For whatever benefits the vehicle-as-a-service might net a consumer, this new Ford patent hints at a possible downside: inescapable ads blaring on your car’s infotainment screen. The same onboard data connections proliferating throughout vehicle lineups that allow for built-in WiFi and over-the-air vehicle updates could be a pipeline for in-car advertising. What if you drive by a billboard, and suddenly whatever it’s advertising is pushed to your vehicle’s screen? A little, inescapable billboard, not passing by as you drive on, but rather along for the ride—just to make sure you can see it, and (we assume) Ford would get a cut.
While Ford’s patent suggests that reality is at hand, a closer look at what it’s actually proposing is a little different. Here’s the gist from the automaker/advertiser point of view: you drive by a billboard advertising something you want to do—say, stopping for a hot dog. But you don’t have time to register all the information on the billboard in an actionable way; maybe you catch the location (“Take Exit 72”) but fail to catch the name. Sounds like a poorly-designed billboard, but sure, there’s a risk the driver won’t take in the whole thing while driving on by, or maybe a loping semi truck blocked your view.
Ford aims to capture that info and make it a lot easier to take action. The patent requires the use of a smart device (phone, tablet, watch, etc.) with a camera pointed at the right place. The camera scans for billboards. If it sees one, it captures it and processes it. If it determines certain criteria are met, it sends it to the vehicle for processing. The actionable info, if any, is stripped out of the billboard: a phone number might appear on the screen, and clicking on it would call the business. The system could ask if the driver wanted directions to that location, and send a route to the nav.
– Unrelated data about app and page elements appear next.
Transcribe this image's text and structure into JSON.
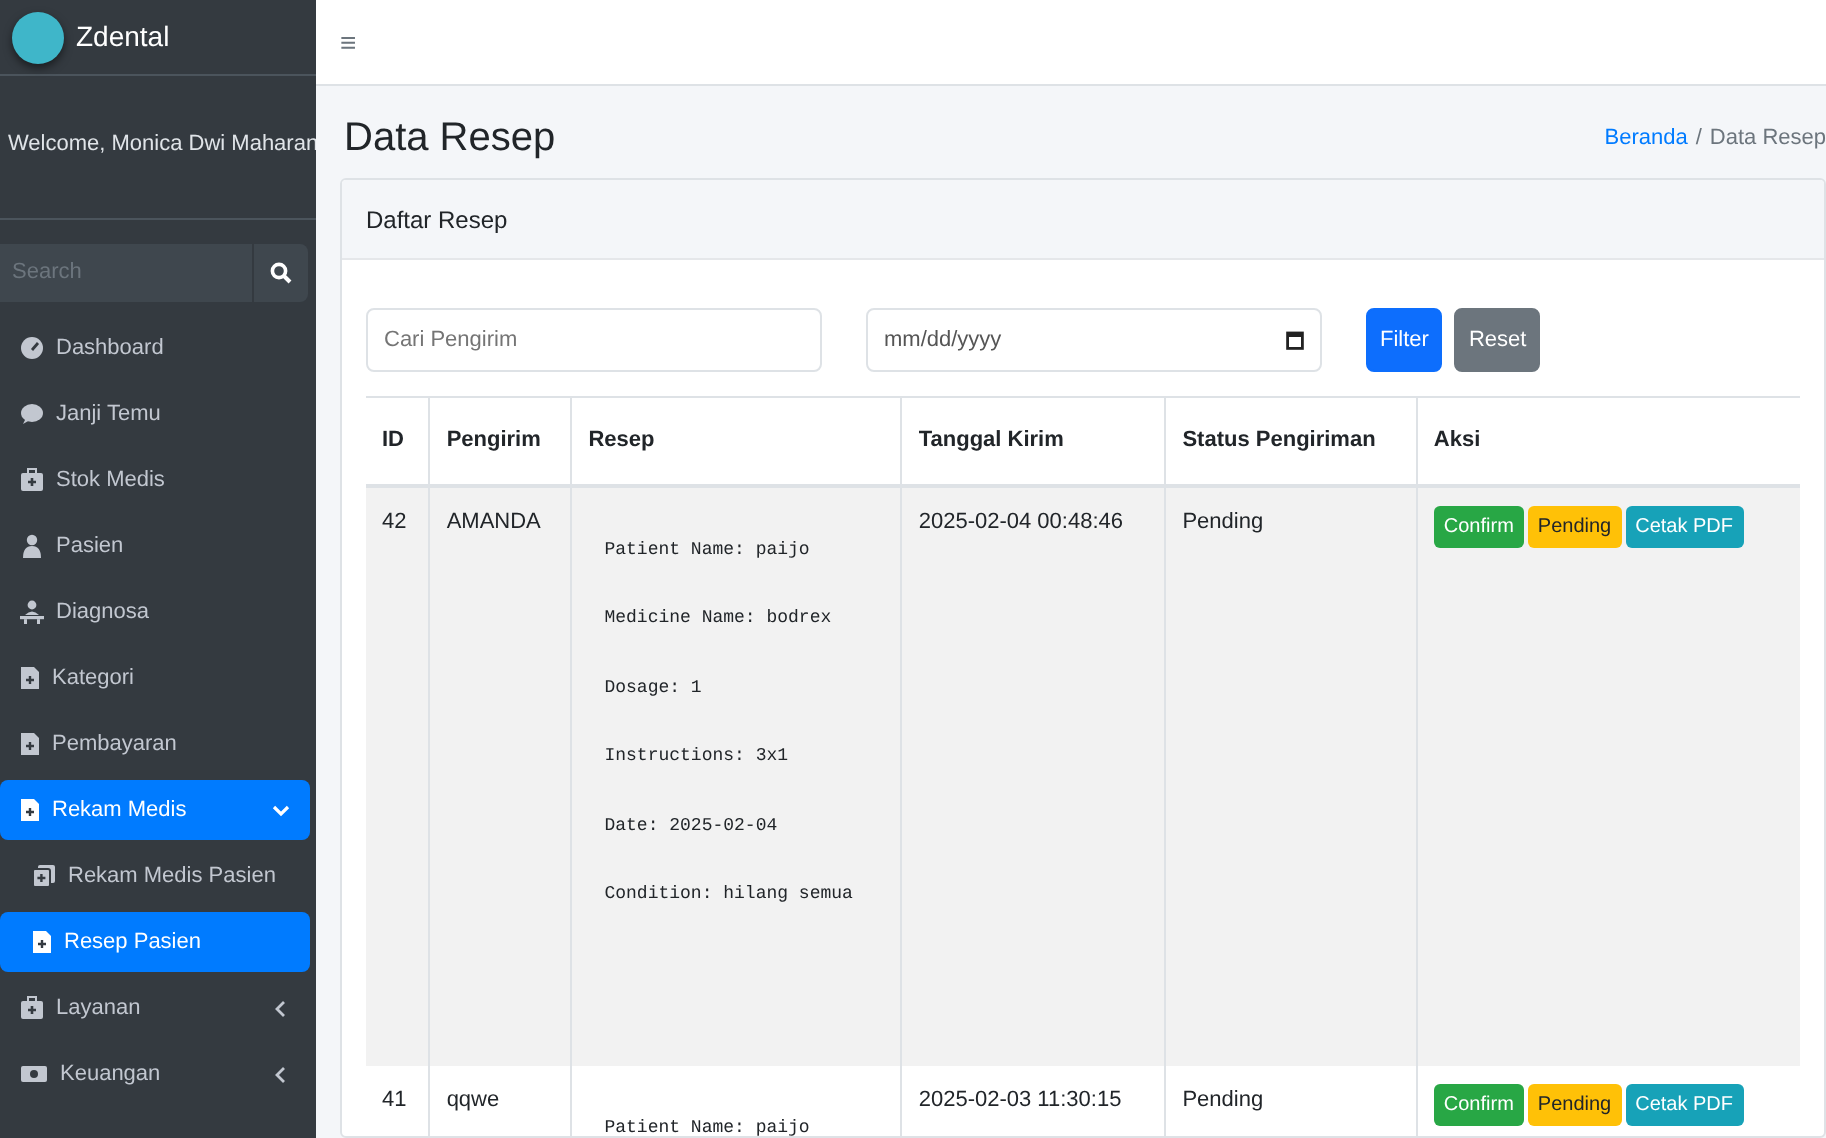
{
  "sidebar": {
    "brand": "Zdental",
    "welcome": "Welcome, Monica Dwi Maharan",
    "search": {
      "placeholder": "Search"
    },
    "items": [
      {
        "label": "Dashboard",
        "selected": false
      },
      {
        "label": "Janji Temu",
        "selected": false
      },
      {
        "label": "Stok Medis",
        "selected": false
      },
      {
        "label": "Pasien",
        "selected": false
      },
      {
        "label": "Diagnosa",
        "selected": false
      },
      {
        "label": "Kategori",
        "selected": false
      },
      {
        "label": "Pembayaran",
        "selected": false
      },
      {
        "label": "Rekam Medis",
        "selected": true,
        "expanded": true,
        "children": [
          {
            "label": "Rekam Medis Pasien",
            "selected": false
          },
          {
            "label": "Resep Pasien",
            "selected": true
          }
        ]
      },
      {
        "label": "Layanan",
        "selected": false,
        "expanded": false
      },
      {
        "label": "Keuangan",
        "selected": false,
        "expanded": false
      }
    ]
  },
  "topbar": {
    "menu_glyph": "≡"
  },
  "page_title": "Data Resep",
  "breadcrumb": {
    "separator": "/",
    "items": [
      {
        "label": "Beranda",
        "link": true
      },
      {
        "label": "Data Resep",
        "link": false
      }
    ]
  },
  "card": {
    "title": "Daftar Resep",
    "filters": {
      "search": {
        "placeholder": "Cari Pengirim"
      },
      "date": {
        "placeholder": "mm/dd/yyyy"
      },
      "buttons": [
        {
          "label": "Filter",
          "kind": "primary"
        },
        {
          "label": "Reset",
          "kind": "secondary"
        }
      ]
    },
    "table": {
      "columns": [
        "ID",
        "Pengirim",
        "Resep",
        "Tanggal Kirim",
        "Status Pengiriman",
        "Aksi"
      ],
      "rows": [
        {
          "id": "42",
          "sender": "AMANDA",
          "recipe": [
            "Patient Name: paijo",
            "Medicine Name: bodrex",
            "Dosage: 1",
            "Instructions: 3x1",
            "Date: 2025-02-04",
            "Condition: hilang semua"
          ],
          "sent": "2025-02-04 00:48:46",
          "status": "Pending",
          "actions": [
            {
              "label": "Confirm",
              "kind": "success"
            },
            {
              "label": "Pending",
              "kind": "warning"
            },
            {
              "label": "Cetak PDF",
              "kind": "info"
            }
          ]
        },
        {
          "id": "41",
          "sender": "qqwe",
          "recipe": [
            "Patient Name: paijo"
          ],
          "sent": "2025-02-03 11:30:15",
          "status": "Pending",
          "actions": [
            {
              "label": "Confirm",
              "kind": "success"
            },
            {
              "label": "Pending",
              "kind": "warning"
            },
            {
              "label": "Cetak PDF",
              "kind": "info"
            }
          ]
        }
      ]
    }
  }
}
If you wanted to go to that place, this is all reasonably useful. And the fact that it’s tied to a device means there’s likely an app that requires permission for this all to work. Slipping your phone in your pocket, or disallowing camera access to the app, or declining to enable the feature on the vehicle would all circumvent this. Ford’s patent doesn’t describe some nightmarish ad landscape out of Blade Runner, with a cacophony of holo-ads surrounding you, blaring and inescapable.
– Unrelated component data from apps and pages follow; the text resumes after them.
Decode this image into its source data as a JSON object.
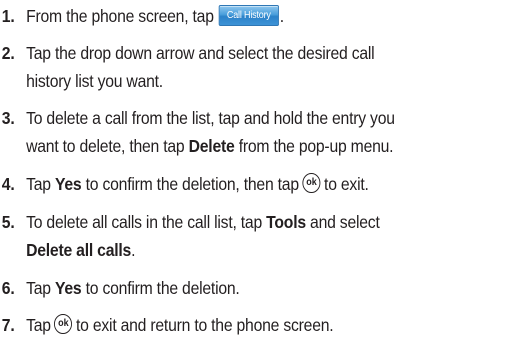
{
  "steps": [
    {
      "number": "1.",
      "text_before": "From the phone screen, tap",
      "button_label": "Call History",
      "text_after": "."
    },
    {
      "number": "2.",
      "line1": "Tap the drop down arrow and select the desired call",
      "line2": "history list you want."
    },
    {
      "number": "3.",
      "line1": "To delete a call from the list, tap and hold the entry you",
      "line2_before": "want to delete, then tap",
      "line2_bold": "Delete",
      "line2_after": "from the pop-up menu."
    },
    {
      "number": "4.",
      "text_a": "Tap",
      "bold_a": "Yes",
      "text_b": "to confirm the deletion, then tap",
      "icon_label": "ok",
      "text_c": "to exit."
    },
    {
      "number": "5.",
      "line1_before": "To delete all calls in the call list, tap",
      "line1_bold": "Tools",
      "line1_after": "and select",
      "line2_bold": "Delete all calls",
      "line2_after": "."
    },
    {
      "number": "6.",
      "text_a": "Tap",
      "bold_a": "Yes",
      "text_b": "to confirm the deletion."
    },
    {
      "number": "7.",
      "text_a": "Tap",
      "icon_label": "ok",
      "text_b": "to exit and return to the phone screen."
    }
  ],
  "colors": {
    "text": "#231f20",
    "button_gradient_top": "#8fc7ee",
    "button_gradient_bottom": "#2b82c9"
  }
}
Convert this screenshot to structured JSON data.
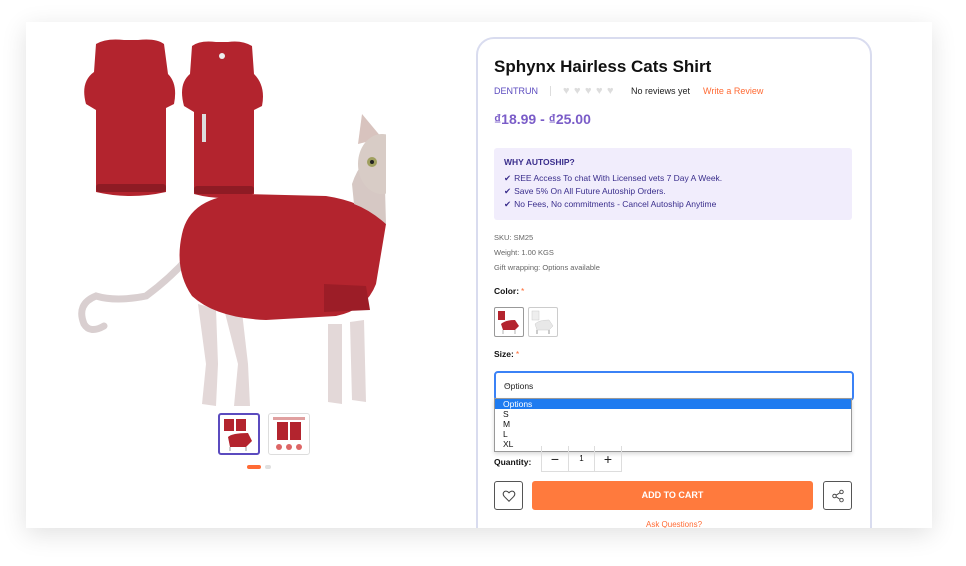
{
  "product": {
    "title": "Sphynx Hairless Cats Shirt",
    "brand": "DENTRUN",
    "reviews_text": "No reviews yet",
    "write_review": "Write a Review",
    "price": "₫18.99 - ₫25.00"
  },
  "autoship": {
    "heading": "WHY AUTOSHIP?",
    "items": [
      "REE Access To chat With Licensed vets 7 Day A Week.",
      "Save 5% On All Future Autoship Orders.",
      "No Fees, No commitments - Cancel Autoship Anytime"
    ]
  },
  "info": {
    "sku": "SKU: SM25",
    "weight": "Weight: 1.00 KGS",
    "gift": "Gift wrapping: Options available"
  },
  "color": {
    "label": "Color:",
    "required": "*"
  },
  "size": {
    "label": "Size:",
    "required": "*",
    "selected": "Options",
    "options": [
      "Options",
      "S",
      "M",
      "L",
      "XL"
    ]
  },
  "quantity": {
    "label": "Quantity:",
    "value": "1",
    "minus": "−",
    "plus": "+"
  },
  "actions": {
    "add_to_cart": "ADD TO CART",
    "ask": "Ask Questions?"
  },
  "colors": {
    "accent": "#ff7a3d",
    "brand": "#5b4bbf",
    "shirt": "#b3242e"
  }
}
But surely you can see how a different system might approach that. Many vehicles have cameras to enable driver-assistance features, and traffic sign recognition is already out there. Getting the car to interpret other things out in the world is just a matter of programming, and removing the requirement of using an external smart device makes it that much harder to avoid. With smart assistant integration, like Ford is doing with Alexa, you could even just prompt the system to interact with a billboard, or perhaps Alexa would prompt you.
As others like Gizmodo have rightly pointed out, the ad-based “free” app model could migrate to vehicles more broadly, rather than just the subscription or options up-charge model. Pay a little more for an ad-free experience—or pay less and endure it. Consumers will have to make that call—and, hopefully, regulators would make a call about potential driver distraction.